lection

home     authors     titles     dates     links     about     "Read at whim!" – Randall Jarrell

29 april 2016

Rachel Poliquin's Breathless Zoo is the second great book about taxidermy that I've read in recent years, following Dave Madden's Authentic Animal. I'm not going to choose up. They're very different books, and though they cover some of the same territory, they take complementary perspectives. I loved both and I want to read others that extend their insights further.     read more


27 april 2016

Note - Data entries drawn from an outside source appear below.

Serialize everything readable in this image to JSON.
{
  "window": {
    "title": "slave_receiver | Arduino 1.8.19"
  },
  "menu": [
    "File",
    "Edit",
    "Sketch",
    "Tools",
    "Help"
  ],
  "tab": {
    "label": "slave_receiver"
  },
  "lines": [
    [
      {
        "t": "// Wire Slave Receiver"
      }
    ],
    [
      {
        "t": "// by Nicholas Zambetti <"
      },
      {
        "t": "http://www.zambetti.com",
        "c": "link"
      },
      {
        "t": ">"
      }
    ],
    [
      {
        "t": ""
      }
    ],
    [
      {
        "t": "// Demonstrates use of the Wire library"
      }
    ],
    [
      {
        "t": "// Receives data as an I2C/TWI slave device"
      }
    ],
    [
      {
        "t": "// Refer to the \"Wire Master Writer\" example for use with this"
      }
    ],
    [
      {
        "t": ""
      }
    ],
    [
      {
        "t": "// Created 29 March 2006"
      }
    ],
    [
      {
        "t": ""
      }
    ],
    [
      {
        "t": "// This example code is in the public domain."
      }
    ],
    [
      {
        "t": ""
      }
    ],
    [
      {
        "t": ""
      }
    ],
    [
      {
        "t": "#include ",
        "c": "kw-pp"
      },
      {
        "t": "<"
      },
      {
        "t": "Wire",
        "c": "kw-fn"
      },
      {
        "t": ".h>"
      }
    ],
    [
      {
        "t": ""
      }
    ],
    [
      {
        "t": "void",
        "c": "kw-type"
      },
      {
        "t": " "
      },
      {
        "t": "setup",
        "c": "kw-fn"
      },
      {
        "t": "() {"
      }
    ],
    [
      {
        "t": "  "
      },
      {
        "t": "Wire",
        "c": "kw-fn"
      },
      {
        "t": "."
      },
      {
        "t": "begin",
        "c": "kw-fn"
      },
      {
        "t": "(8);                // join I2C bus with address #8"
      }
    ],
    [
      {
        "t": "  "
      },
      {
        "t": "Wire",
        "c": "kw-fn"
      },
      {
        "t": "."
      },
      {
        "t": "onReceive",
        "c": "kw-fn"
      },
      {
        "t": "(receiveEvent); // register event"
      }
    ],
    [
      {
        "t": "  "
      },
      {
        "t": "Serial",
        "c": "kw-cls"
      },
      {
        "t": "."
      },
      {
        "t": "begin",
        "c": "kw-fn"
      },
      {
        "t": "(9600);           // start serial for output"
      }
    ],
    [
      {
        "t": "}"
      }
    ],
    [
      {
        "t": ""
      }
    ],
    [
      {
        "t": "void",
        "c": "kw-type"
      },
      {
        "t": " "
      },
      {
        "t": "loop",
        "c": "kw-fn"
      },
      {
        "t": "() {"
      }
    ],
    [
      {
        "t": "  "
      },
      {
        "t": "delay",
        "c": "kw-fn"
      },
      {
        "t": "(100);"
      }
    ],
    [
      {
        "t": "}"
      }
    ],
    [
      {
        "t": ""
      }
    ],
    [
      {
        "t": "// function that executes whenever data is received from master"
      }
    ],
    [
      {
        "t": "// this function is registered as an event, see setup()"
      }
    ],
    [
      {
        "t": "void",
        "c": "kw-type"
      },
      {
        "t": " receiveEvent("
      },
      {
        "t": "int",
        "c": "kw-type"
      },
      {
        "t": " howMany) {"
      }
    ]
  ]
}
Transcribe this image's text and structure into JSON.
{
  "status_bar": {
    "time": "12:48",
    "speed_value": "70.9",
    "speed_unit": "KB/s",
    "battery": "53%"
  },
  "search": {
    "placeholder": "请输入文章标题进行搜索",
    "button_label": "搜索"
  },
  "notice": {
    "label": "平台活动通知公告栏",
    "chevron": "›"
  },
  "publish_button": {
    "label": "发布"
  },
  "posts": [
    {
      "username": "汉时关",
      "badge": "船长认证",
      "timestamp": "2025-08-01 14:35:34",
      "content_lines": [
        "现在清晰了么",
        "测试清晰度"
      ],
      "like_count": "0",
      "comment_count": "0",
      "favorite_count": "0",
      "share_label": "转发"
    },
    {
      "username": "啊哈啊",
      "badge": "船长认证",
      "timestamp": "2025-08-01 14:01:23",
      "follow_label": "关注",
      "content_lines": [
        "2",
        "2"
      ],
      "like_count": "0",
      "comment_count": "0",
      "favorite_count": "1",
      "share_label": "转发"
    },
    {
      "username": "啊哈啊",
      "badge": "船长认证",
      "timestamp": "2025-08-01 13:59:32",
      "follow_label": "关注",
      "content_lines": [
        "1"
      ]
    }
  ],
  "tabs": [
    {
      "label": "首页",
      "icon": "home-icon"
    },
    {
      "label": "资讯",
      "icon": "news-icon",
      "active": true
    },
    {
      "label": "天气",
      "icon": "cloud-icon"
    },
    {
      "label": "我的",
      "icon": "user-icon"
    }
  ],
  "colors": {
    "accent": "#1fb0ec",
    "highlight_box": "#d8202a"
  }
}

Martha Jay notices something in her lively and lucid global history of onions and garlic that has always bugged me. Recipes and cooking advice often (at least in Britain and America) recommend some way to mitigate the flavor of onions, garlic, and their allium allies. But why would you want to do this? If you think that onions and garlic are nasty, there is a very easy solution: don't cook with them. If you like them, bombs away. American recipes in particular are so squeamish about garlic that it's usually good practice to throw in half again as much as called for.     read more


26 april 2016

Accabadora is an offbeat coming-of-age novel. The copy I bought on the Internet includes a note that the original owner read it on a flight from Milan to London and found it "belissimo e un po' triste" (beautiful and a bit sad). I read it on flights between DFW and Columbus, Ohio and my response would be a little more muted in terms of range of emotions, but just as impressed with the book's quality.     read more


25 april 2016

Sylvia Lovegren begins her global history of melons with anecdotes about melons she's eaten, melons that seemed to her ambrosial, insipid, or horrific. I don't know if I've ever had a truly ambrosial melon, and I haven't had many horrific melon experiences. Most of the melon I eat these days comes on pre-fab fruit trays that my university provides via its food service, trays that aim at the lowest common culinary denominator. Melons are kosher and halal; they lack meat and gluten, fat and alcohol and caffeine and allergens – and most often, when employed as the fruit of last resort, they lack all flavor. I'm hyposmic to begin with, and half the time all I perceive of a chunk of melon is some liquid, a yielding texture, and a faint sweetness.     read more

top